Once you have read the records below, restate them word for word.

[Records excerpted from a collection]
┌────────

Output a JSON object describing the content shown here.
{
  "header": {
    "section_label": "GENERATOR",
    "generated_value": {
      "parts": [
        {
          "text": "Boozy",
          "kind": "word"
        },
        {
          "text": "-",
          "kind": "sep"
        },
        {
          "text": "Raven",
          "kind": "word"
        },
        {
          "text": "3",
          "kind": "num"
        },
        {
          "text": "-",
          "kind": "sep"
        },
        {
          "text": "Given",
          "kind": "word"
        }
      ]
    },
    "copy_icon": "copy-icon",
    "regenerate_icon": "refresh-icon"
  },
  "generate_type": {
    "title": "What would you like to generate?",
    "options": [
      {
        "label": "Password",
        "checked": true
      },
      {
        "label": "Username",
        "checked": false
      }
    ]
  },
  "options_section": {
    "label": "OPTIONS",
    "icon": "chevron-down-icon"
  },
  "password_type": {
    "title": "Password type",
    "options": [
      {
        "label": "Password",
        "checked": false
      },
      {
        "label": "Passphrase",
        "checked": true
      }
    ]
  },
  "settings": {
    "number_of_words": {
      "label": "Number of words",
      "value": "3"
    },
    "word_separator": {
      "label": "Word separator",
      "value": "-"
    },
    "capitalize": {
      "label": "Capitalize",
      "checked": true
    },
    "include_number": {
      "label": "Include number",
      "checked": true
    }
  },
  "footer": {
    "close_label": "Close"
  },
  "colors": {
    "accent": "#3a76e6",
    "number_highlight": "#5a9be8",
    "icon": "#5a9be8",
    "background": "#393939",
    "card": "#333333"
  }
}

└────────

● **Result of the exercise**
Output a JSON object describing the content shown here.
{
  "header": {
    "section_label": "GENERATOR",
    "generated_value": {
      "parts": [
        {
          "text": "Boozy",
          "kind": "word"
        },
        {
          "text": "-",
          "kind": "sep"
        },
        {
          "text": "Raven",
          "kind": "word"
        },
        {
          "text": "3",
          "kind": "num"
        },
        {
          "text": "-",
          "kind": "sep"
        },
        {
          "text": "Given",
          "kind": "word"
        }
      ]
    },
    "copy_icon": "copy-icon",
    "regenerate_icon": "refresh-icon"
  },
  "generate_type": {
    "title": "What would you like to generate?",
    "options": [
      {
        "label": "Password",
        "checked": true
      },
      {
        "label": "Username",
        "checked": false
      }
    ]
  },
  "options_section": {
    "label": "OPTIONS",
    "icon": "chevron-down-icon"
  },
  "password_type": {
    "title": "Password type",
    "options": [
      {
        "label": "Password",
        "checked": false
      },
      {
        "label": "Passphrase",
        "checked": true
      }
    ]
  },
  "settings": {
    "number_of_words": {
      "label": "Number of words",
      "value": "3"
    },
    "word_separator": {
      "label": "Word separator",
      "value": "-"
    },
    "capitalize": {
      "label": "Capitalize",
      "checked": true
    },
    "include_number": {
      "label": "Include number",
      "checked": true
    }
  },
  "footer": {
    "close_label": "Close"
  },
  "colors": {
    "accent": "#3a76e6",
    "number_highlight": "#5a9be8",
    "icon": "#5a9be8",
    "background": "#393939",
    "card": "#333333"
  }
}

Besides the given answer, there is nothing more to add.